--- Data excerpts Enclosed Below ---

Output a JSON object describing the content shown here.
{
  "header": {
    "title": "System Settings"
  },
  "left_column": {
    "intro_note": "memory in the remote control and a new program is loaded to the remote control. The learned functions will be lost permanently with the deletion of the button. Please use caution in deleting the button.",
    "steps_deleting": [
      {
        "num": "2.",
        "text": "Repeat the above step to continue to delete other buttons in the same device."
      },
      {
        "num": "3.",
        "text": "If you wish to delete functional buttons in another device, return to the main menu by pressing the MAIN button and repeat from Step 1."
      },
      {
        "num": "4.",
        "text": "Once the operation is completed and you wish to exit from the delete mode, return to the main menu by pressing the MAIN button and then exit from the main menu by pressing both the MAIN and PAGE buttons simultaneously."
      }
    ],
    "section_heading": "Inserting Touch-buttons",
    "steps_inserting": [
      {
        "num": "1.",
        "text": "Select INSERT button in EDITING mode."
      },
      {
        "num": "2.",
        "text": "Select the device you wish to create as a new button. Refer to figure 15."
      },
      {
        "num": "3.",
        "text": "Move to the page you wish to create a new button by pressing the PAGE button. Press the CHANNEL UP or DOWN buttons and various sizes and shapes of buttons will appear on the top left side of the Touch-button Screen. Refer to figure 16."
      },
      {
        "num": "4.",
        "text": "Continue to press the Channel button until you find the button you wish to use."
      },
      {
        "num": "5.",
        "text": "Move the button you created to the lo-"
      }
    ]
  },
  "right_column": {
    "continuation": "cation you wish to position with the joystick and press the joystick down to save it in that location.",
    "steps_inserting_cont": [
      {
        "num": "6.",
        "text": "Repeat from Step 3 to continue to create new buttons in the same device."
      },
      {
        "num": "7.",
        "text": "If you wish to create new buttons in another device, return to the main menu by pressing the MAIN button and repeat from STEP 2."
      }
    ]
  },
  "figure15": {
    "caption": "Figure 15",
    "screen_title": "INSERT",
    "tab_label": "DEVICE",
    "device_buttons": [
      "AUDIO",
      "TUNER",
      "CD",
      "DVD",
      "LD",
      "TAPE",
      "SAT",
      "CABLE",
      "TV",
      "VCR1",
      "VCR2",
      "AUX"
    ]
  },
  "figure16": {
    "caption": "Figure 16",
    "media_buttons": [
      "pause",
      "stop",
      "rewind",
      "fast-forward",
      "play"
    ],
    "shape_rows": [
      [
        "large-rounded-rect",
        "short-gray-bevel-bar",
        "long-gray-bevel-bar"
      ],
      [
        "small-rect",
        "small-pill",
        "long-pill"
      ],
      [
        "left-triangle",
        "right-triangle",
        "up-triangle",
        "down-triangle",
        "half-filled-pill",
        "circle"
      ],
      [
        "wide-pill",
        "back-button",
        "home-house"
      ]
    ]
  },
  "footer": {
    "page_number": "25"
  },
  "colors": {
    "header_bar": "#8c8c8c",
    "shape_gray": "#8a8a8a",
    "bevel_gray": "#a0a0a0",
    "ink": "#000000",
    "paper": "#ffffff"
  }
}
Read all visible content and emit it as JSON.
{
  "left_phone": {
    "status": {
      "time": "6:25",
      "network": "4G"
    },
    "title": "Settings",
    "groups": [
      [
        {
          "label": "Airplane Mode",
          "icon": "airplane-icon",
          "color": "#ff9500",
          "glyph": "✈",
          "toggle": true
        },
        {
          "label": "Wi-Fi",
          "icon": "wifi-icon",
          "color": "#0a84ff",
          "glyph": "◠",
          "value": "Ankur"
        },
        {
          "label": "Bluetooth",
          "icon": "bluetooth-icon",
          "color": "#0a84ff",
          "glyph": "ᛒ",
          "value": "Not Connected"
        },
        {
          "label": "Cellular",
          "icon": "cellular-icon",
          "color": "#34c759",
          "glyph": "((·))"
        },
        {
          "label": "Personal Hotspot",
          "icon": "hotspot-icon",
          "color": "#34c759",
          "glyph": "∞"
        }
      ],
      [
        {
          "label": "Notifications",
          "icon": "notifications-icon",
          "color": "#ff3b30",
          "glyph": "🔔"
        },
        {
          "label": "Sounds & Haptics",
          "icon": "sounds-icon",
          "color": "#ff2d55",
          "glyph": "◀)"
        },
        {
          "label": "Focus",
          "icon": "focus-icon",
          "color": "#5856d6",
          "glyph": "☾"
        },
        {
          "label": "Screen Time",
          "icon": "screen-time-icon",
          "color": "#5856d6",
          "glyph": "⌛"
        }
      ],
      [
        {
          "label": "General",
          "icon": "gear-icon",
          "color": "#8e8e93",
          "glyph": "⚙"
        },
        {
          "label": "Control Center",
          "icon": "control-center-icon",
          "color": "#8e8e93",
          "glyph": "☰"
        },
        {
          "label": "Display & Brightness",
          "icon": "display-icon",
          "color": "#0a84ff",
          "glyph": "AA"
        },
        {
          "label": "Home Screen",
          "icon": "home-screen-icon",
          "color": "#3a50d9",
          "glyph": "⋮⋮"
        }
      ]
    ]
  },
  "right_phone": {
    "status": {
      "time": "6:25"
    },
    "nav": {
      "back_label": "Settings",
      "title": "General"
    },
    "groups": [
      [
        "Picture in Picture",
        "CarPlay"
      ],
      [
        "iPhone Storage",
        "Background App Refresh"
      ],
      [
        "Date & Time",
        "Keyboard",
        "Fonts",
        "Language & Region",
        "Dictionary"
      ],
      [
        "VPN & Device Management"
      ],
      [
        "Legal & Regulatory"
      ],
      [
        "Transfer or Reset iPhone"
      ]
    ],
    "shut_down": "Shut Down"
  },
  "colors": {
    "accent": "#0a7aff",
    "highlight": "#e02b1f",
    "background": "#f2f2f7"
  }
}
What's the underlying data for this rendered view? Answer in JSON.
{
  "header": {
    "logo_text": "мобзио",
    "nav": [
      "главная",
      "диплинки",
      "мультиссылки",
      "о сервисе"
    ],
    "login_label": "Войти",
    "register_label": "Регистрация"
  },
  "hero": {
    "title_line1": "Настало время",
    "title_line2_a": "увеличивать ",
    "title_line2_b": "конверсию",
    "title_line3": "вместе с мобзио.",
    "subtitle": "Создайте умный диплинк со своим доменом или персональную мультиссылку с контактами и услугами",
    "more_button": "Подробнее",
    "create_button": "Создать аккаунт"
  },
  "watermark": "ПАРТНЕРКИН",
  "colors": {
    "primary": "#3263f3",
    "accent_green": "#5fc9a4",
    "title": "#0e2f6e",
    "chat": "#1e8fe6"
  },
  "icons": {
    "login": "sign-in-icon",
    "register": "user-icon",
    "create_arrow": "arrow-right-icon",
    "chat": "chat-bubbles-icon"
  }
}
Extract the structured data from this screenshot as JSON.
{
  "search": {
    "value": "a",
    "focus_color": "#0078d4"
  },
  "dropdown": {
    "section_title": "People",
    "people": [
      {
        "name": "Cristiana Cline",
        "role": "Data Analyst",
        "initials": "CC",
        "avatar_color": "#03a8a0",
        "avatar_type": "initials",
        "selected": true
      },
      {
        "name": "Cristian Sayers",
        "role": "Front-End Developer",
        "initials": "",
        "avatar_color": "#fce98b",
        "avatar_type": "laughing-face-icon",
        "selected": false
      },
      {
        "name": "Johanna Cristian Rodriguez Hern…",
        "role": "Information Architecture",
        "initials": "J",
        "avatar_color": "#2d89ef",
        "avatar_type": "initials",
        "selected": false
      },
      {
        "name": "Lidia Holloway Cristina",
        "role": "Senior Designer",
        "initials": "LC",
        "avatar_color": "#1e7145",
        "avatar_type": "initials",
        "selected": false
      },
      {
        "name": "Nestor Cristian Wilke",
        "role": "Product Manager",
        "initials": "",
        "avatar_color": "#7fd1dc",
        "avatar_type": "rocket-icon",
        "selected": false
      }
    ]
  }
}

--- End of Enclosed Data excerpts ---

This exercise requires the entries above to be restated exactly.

Output a JSON object describing the content shown here.
{
  "header": {
    "title": "System Settings"
  },
  "left_column": {
    "intro_note": "memory in the remote control and a new program is loaded to the remote control. The learned functions will be lost permanently with the deletion of the button. Please use caution in deleting the button.",
    "steps_deleting": [
      {
        "num": "2.",
        "text": "Repeat the above step to continue to delete other buttons in the same device."
      },
      {
        "num": "3.",
        "text": "If you wish to delete functional buttons in another device, return to the main menu by pressing the MAIN button and repeat from Step 1."
      },
      {
        "num": "4.",
        "text": "Once the operation is completed and you wish to exit from the delete mode, return to the main menu by pressing the MAIN button and then exit from the main menu by pressing both the MAIN and PAGE buttons simultaneously."
      }
    ],
    "section_heading": "Inserting Touch-buttons",
    "steps_inserting": [
      {
        "num": "1.",
        "text": "Select INSERT button in EDITING mode."
      },
      {
        "num": "2.",
        "text": "Select the device you wish to create as a new button. Refer to figure 15."
      },
      {
        "num": "3.",
        "text": "Move to the page you wish to create a new button by pressing the PAGE button. Press the CHANNEL UP or DOWN buttons and various sizes and shapes of buttons will appear on the top left side of the Touch-button Screen. Refer to figure 16."
      },
      {
        "num": "4.",
        "text": "Continue to press the Channel button until you find the button you wish to use."
      },
      {
        "num": "5.",
        "text": "Move the button you created to the lo-"
      }
    ]
  },
  "right_column": {
    "continuation": "cation you wish to position with the joystick and press the joystick down to save it in that location.",
    "steps_inserting_cont": [
      {
        "num": "6.",
        "text": "Repeat from Step 3 to continue to create new buttons in the same device."
      },
      {
        "num": "7.",
        "text": "If you wish to create new buttons in another device, return to the main menu by pressing the MAIN button and repeat from STEP 2."
      }
    ]
  },
  "figure15": {
    "caption": "Figure 15",
    "screen_title": "INSERT",
    "tab_label": "DEVICE",
    "device_buttons": [
      "AUDIO",
      "TUNER",
      "CD",
      "DVD",
      "LD",
      "TAPE",
      "SAT",
      "CABLE",
      "TV",
      "VCR1",
      "VCR2",
      "AUX"
    ]
  },
  "figure16": {
    "caption": "Figure 16",
    "media_buttons": [
      "pause",
      "stop",
      "rewind",
      "fast-forward",
      "play"
    ],
    "shape_rows": [
      [
        "large-rounded-rect",
        "short-gray-bevel-bar",
        "long-gray-bevel-bar"
      ],
      [
        "small-rect",
        "small-pill",
        "long-pill"
      ],
      [
        "left-triangle",
        "right-triangle",
        "up-triangle",
        "down-triangle",
        "half-filled-pill",
        "circle"
      ],
      [
        "wide-pill",
        "back-button",
        "home-house"
      ]
    ]
  },
  "footer": {
    "page_number": "25"
  },
  "colors": {
    "header_bar": "#8c8c8c",
    "shape_gray": "#8a8a8a",
    "bevel_gray": "#a0a0a0",
    "ink": "#000000",
    "paper": "#ffffff"
  }
}
Read all visible content and emit it as JSON.
{
  "left_phone": {
    "status": {
      "time": "6:25",
      "network": "4G"
    },
    "title": "Settings",
    "groups": [
      [
        {
          "label": "Airplane Mode",
          "icon": "airplane-icon",
          "color": "#ff9500",
          "glyph": "✈",
          "toggle": true
        },
        {
          "label": "Wi-Fi",
          "icon": "wifi-icon",
          "color": "#0a84ff",
          "glyph": "◠",
          "value": "Ankur"
        },
        {
          "label": "Bluetooth",
          "icon": "bluetooth-icon",
          "color": "#0a84ff",
          "glyph": "ᛒ",
          "value": "Not Connected"
        },
        {
          "label": "Cellular",
          "icon": "cellular-icon",
          "color": "#34c759",
          "glyph": "((·))"
        },
        {
          "label": "Personal Hotspot",
          "icon": "hotspot-icon",
          "color": "#34c759",
          "glyph": "∞"
        }
      ],
      [
        {
          "label": "Notifications",
          "icon": "notifications-icon",
          "color": "#ff3b30",
          "glyph": "🔔"
        },
        {
          "label": "Sounds & Haptics",
          "icon": "sounds-icon",
          "color": "#ff2d55",
          "glyph": "◀)"
        },
        {
          "label": "Focus",
          "icon": "focus-icon",
          "color": "#5856d6",
          "glyph": "☾"
        },
        {
          "label": "Screen Time",
          "icon": "screen-time-icon",
          "color": "#5856d6",
          "glyph": "⌛"
        }
      ],
      [
        {
          "label": "General",
          "icon": "gear-icon",
          "color": "#8e8e93",
          "glyph": "⚙"
        },
        {
          "label": "Control Center",
          "icon": "control-center-icon",
          "color": "#8e8e93",
          "glyph": "☰"
        },
        {
          "label": "Display & Brightness",
          "icon": "display-icon",
          "color": "#0a84ff",
          "glyph": "AA"
        },
        {
          "label": "Home Screen",
          "icon": "home-screen-icon",
          "color": "#3a50d9",
          "glyph": "⋮⋮"
        }
      ]
    ]
  },
  "right_phone": {
    "status": {
      "time": "6:25"
    },
    "nav": {
      "back_label": "Settings",
      "title": "General"
    },
    "groups": [
      [
        "Picture in Picture",
        "CarPlay"
      ],
      [
        "iPhone Storage",
        "Background App Refresh"
      ],
      [
        "Date & Time",
        "Keyboard",
        "Fonts",
        "Language & Region",
        "Dictionary"
      ],
      [
        "VPN & Device Management"
      ],
      [
        "Legal & Regulatory"
      ],
      [
        "Transfer or Reset iPhone"
      ]
    ],
    "shut_down": "Shut Down"
  },
  "colors": {
    "accent": "#0a7aff",
    "highlight": "#e02b1f",
    "background": "#f2f2f7"
  }
}
What's the underlying data for this rendered view? Answer in JSON.
{
  "header": {
    "logo_text": "мобзио",
    "nav": [
      "главная",
      "диплинки",
      "мультиссылки",
      "о сервисе"
    ],
    "login_label": "Войти",
    "register_label": "Регистрация"
  },
  "hero": {
    "title_line1": "Настало время",
    "title_line2_a": "увеличивать ",
    "title_line2_b": "конверсию",
    "title_line3": "вместе с мобзио.",
    "subtitle": "Создайте умный диплинк со своим доменом или персональную мультиссылку с контактами и услугами",
    "more_button": "Подробнее",
    "create_button": "Создать аккаунт"
  },
  "watermark": "ПАРТНЕРКИН",
  "colors": {
    "primary": "#3263f3",
    "accent_green": "#5fc9a4",
    "title": "#0e2f6e",
    "chat": "#1e8fe6"
  },
  "icons": {
    "login": "sign-in-icon",
    "register": "user-icon",
    "create_arrow": "arrow-right-icon",
    "chat": "chat-bubbles-icon"
  }
}
Extract the structured data from this screenshot as JSON.
{
  "search": {
    "value": "a",
    "focus_color": "#0078d4"
  },
  "dropdown": {
    "section_title": "People",
    "people": [
      {
        "name": "Cristiana Cline",
        "role": "Data Analyst",
        "initials": "CC",
        "avatar_color": "#03a8a0",
        "avatar_type": "initials",
        "selected": true
      },
      {
        "name": "Cristian Sayers",
        "role": "Front-End Developer",
        "initials": "",
        "avatar_color": "#fce98b",
        "avatar_type": "laughing-face-icon",
        "selected": false
      },
      {
        "name": "Johanna Cristian Rodriguez Hern…",
        "role": "Information Architecture",
        "initials": "J",
        "avatar_color": "#2d89ef",
        "avatar_type": "initials",
        "selected": false
      },
      {
        "name": "Lidia Holloway Cristina",
        "role": "Senior Designer",
        "initials": "LC",
        "avatar_color": "#1e7145",
        "avatar_type": "initials",
        "selected": false
      },
      {
        "name": "Nestor Cristian Wilke",
        "role": "Product Manager",
        "initials": "",
        "avatar_color": "#7fd1dc",
        "avatar_type": "rocket-icon",
        "selected": false
      }
    ]
  }
}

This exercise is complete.